## Exercise
Copy out each line of the material that includes the word "data".

━━━

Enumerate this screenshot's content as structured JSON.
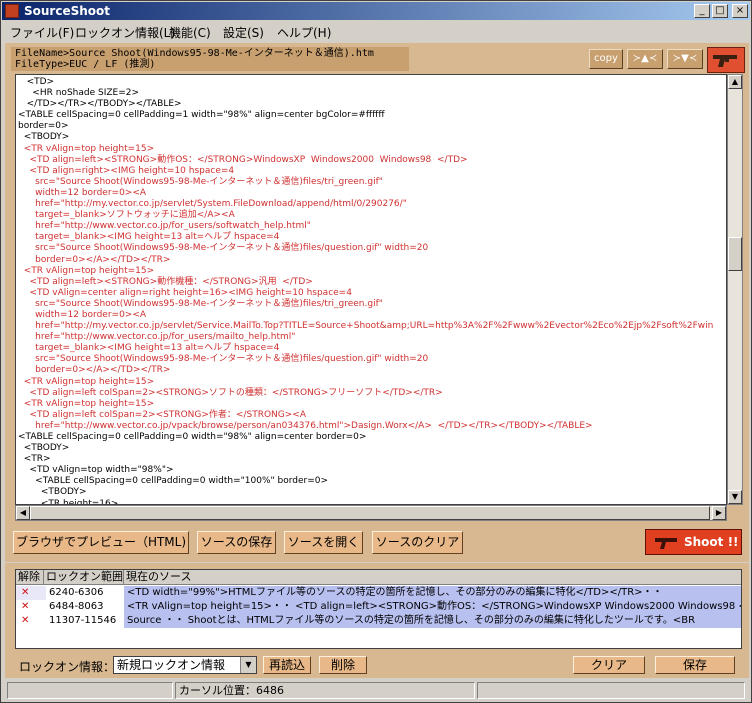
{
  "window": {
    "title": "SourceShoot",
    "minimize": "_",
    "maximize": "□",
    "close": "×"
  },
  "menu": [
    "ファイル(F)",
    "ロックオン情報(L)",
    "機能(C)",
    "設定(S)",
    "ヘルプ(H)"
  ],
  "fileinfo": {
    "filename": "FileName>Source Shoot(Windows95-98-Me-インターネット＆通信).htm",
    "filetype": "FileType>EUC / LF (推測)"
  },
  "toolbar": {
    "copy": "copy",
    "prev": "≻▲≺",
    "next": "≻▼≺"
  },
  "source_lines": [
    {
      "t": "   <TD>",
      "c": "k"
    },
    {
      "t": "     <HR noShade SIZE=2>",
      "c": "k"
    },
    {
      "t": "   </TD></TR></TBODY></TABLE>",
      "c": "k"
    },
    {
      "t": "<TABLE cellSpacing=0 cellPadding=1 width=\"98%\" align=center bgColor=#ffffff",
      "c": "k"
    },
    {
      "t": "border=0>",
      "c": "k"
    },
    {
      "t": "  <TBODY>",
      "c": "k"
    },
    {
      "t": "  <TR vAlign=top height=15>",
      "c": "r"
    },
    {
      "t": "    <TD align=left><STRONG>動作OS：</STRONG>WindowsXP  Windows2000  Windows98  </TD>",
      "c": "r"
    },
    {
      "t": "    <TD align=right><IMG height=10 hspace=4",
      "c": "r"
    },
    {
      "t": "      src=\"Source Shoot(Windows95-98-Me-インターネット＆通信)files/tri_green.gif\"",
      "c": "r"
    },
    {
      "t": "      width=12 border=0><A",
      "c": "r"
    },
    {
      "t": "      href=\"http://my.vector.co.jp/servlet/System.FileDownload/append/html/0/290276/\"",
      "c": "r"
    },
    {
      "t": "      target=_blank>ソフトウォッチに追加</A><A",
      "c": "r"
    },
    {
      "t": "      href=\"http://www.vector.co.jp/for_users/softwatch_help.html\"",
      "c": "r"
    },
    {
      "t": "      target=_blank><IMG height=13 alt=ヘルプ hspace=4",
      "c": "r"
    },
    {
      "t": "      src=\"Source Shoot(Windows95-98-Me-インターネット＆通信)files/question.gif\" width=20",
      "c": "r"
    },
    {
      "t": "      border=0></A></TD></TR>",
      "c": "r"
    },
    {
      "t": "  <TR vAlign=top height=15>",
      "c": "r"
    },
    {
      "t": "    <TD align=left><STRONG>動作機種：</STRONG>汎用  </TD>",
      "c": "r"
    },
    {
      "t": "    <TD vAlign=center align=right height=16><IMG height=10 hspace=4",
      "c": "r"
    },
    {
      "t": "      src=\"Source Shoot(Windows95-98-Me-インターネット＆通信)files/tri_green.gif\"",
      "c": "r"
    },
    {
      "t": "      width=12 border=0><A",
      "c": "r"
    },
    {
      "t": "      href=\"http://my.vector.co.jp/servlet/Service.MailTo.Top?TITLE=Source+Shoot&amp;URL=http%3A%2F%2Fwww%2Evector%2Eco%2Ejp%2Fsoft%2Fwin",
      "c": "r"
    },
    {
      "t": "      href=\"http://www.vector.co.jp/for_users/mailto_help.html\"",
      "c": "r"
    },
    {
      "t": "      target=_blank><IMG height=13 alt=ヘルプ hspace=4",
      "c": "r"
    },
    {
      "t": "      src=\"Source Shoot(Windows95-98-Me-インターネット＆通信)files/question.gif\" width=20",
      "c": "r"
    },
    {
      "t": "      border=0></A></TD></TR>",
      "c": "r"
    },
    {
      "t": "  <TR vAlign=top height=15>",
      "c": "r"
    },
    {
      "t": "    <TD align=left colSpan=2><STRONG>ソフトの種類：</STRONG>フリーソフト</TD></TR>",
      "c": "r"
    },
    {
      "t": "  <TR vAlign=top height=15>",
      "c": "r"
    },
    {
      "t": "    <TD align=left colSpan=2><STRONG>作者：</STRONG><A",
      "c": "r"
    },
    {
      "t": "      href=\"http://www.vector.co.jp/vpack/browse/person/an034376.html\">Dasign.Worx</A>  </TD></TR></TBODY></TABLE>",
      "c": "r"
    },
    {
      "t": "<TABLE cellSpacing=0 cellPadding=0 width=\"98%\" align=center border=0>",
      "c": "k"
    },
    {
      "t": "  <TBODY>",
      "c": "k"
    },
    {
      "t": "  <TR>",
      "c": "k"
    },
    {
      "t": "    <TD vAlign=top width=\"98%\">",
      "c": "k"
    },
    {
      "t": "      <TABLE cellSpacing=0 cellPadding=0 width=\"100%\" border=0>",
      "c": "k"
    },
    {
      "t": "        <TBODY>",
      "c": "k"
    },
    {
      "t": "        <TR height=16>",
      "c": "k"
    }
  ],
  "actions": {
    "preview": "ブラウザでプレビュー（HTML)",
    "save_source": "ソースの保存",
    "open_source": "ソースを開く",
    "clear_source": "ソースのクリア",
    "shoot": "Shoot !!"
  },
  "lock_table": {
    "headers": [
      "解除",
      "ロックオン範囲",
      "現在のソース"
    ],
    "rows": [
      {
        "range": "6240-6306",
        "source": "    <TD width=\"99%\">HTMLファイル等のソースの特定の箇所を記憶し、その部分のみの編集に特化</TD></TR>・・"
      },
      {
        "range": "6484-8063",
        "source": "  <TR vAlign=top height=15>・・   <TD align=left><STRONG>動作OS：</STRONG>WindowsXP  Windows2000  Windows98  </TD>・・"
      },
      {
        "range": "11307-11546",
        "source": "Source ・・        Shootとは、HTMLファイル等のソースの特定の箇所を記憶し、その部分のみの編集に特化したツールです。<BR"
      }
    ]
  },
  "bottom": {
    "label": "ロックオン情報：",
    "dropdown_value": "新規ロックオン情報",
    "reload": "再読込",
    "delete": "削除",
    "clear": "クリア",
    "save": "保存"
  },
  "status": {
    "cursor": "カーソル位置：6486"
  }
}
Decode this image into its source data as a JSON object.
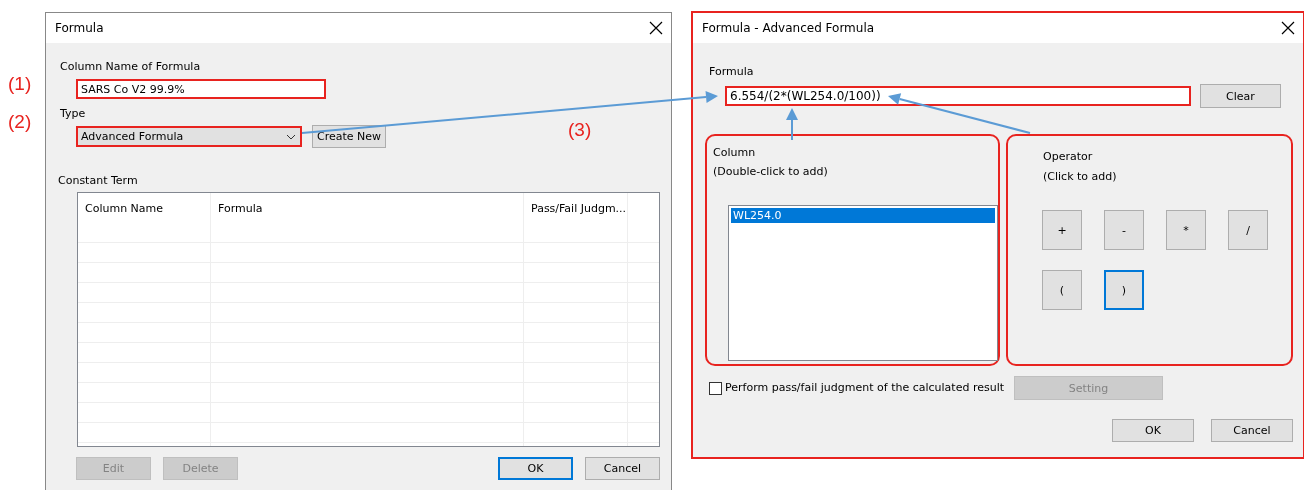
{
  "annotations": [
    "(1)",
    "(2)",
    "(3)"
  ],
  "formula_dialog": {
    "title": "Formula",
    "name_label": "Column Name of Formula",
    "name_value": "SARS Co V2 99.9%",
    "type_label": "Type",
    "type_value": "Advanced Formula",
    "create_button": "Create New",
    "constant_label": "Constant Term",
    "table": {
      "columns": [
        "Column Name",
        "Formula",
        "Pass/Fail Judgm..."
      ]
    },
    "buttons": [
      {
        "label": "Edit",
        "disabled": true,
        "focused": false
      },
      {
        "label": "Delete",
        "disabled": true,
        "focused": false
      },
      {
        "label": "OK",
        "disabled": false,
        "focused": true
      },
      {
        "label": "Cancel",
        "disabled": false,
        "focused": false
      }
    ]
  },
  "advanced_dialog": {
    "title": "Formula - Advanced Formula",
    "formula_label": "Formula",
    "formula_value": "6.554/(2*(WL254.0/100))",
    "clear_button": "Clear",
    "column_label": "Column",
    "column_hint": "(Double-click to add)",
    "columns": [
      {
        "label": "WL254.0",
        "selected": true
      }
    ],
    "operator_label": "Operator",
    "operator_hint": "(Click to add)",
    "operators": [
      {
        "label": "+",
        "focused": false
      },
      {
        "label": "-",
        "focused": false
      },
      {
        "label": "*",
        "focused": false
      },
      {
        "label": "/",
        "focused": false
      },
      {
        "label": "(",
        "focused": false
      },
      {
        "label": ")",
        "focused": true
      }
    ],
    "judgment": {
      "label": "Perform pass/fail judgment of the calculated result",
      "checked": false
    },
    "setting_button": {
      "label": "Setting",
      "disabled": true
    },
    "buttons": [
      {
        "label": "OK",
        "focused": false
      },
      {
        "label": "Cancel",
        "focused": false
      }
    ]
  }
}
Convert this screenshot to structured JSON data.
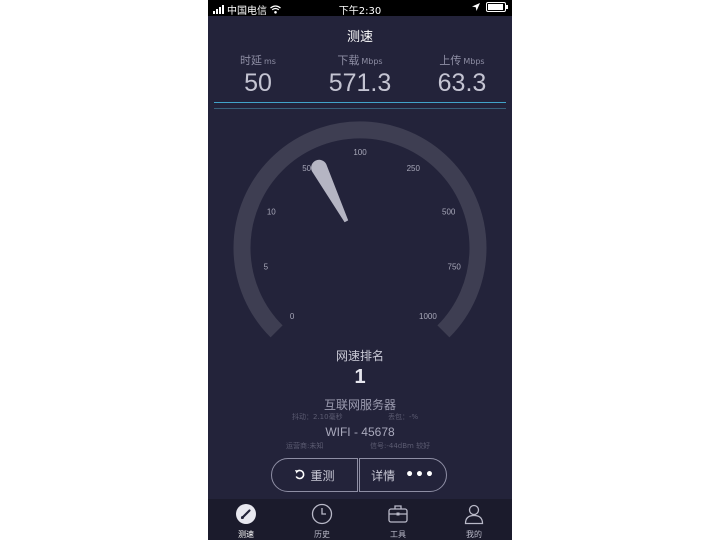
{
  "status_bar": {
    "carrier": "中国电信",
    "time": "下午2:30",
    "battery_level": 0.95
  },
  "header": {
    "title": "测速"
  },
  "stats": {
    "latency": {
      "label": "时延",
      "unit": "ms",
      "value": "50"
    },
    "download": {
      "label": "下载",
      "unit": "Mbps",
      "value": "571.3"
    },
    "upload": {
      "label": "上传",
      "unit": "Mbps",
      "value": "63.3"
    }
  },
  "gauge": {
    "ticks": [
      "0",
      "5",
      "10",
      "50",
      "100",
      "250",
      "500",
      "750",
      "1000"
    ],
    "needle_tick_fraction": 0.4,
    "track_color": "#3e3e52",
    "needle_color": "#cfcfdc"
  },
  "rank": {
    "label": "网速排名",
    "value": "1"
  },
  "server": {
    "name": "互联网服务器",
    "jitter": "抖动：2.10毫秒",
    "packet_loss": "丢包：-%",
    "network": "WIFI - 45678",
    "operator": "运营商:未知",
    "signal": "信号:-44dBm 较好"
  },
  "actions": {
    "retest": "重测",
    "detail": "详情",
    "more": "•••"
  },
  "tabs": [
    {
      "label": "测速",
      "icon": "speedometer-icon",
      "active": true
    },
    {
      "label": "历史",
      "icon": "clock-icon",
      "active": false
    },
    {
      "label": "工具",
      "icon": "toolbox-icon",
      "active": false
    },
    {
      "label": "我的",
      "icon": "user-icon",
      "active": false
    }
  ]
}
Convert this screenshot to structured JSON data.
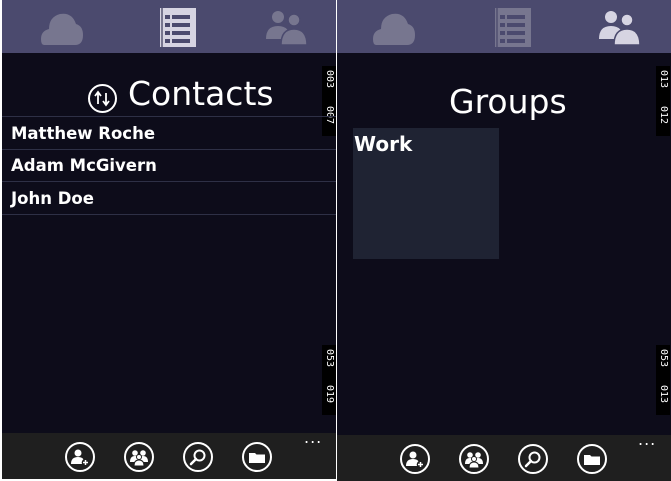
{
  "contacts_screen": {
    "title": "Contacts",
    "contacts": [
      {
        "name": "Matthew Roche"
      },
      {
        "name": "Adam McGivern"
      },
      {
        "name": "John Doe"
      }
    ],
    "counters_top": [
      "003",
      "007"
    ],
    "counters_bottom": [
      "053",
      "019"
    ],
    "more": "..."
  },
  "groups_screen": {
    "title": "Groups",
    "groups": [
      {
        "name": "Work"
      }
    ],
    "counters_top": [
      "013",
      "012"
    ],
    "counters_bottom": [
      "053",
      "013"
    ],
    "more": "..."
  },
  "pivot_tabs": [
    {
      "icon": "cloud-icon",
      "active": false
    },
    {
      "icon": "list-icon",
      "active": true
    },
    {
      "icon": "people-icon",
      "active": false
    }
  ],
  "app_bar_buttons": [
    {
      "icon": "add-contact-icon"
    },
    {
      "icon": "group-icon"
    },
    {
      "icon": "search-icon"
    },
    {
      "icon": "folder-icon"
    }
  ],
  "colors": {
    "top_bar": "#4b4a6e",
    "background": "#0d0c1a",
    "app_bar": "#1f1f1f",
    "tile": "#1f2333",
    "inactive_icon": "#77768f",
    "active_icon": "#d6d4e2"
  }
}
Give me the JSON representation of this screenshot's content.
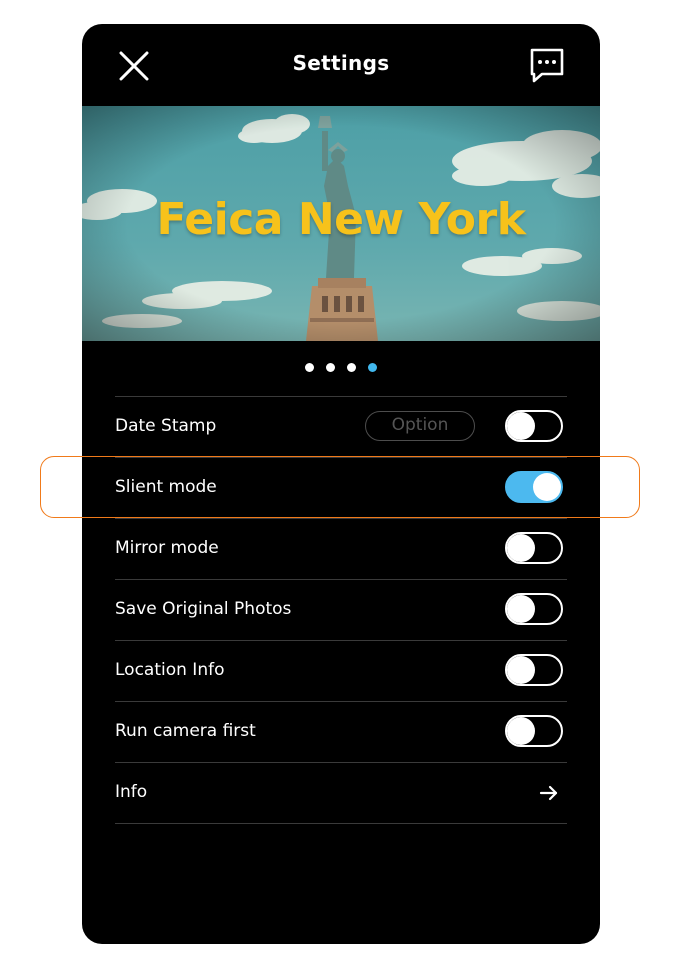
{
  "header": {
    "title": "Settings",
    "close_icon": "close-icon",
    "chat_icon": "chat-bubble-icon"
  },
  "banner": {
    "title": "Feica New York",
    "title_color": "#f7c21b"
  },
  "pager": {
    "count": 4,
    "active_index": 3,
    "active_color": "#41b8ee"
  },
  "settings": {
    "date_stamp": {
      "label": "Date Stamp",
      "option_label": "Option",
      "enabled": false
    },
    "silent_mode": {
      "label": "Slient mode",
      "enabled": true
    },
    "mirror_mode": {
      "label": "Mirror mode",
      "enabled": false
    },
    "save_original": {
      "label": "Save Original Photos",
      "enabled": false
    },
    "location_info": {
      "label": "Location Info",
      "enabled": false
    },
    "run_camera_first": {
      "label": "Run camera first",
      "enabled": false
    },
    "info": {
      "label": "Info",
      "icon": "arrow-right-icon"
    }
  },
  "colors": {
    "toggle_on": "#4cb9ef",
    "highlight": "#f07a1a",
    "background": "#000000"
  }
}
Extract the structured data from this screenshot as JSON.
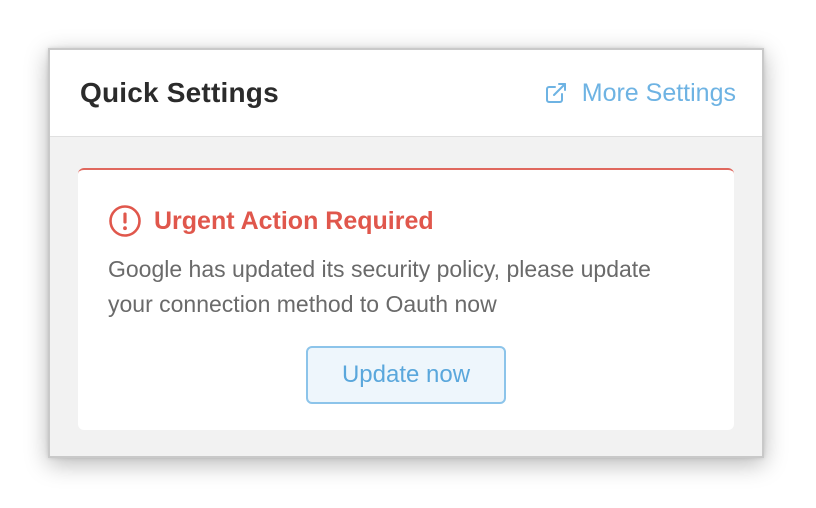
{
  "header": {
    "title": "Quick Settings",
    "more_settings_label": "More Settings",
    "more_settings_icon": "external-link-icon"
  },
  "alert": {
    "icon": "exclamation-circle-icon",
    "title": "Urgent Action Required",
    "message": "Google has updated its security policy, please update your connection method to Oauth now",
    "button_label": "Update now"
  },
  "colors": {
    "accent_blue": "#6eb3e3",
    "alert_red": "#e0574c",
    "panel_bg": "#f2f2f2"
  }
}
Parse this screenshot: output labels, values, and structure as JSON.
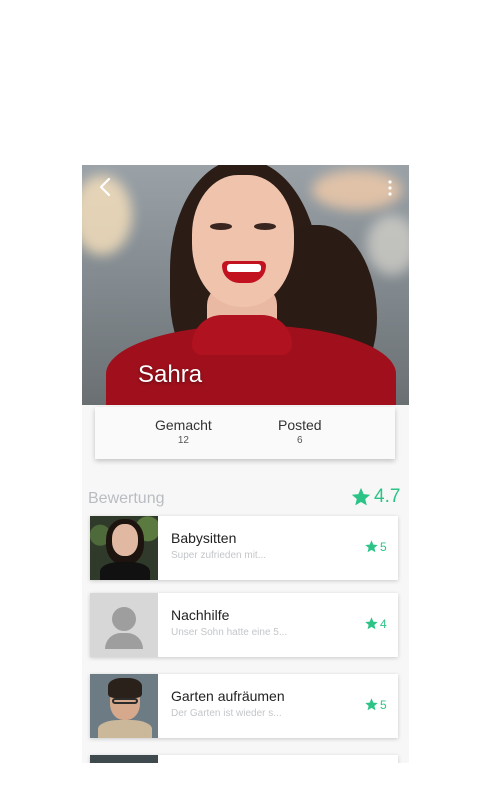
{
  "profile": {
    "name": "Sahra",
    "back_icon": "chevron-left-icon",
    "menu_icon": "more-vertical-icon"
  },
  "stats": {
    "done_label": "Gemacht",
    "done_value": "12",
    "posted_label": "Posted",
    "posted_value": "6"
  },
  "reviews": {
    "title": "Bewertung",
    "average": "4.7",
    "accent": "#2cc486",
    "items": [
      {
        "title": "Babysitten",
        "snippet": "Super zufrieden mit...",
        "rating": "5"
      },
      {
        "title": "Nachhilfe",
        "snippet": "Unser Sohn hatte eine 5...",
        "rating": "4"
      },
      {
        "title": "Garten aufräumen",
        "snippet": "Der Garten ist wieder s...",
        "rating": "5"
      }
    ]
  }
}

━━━

## Answer for this exercise
Decode this image into its source data as a JSON object.
Convert this screenshot to structured JSON data.
Convert this screenshot to structured JSON data.
Extract the structured data from this screenshot as JSON.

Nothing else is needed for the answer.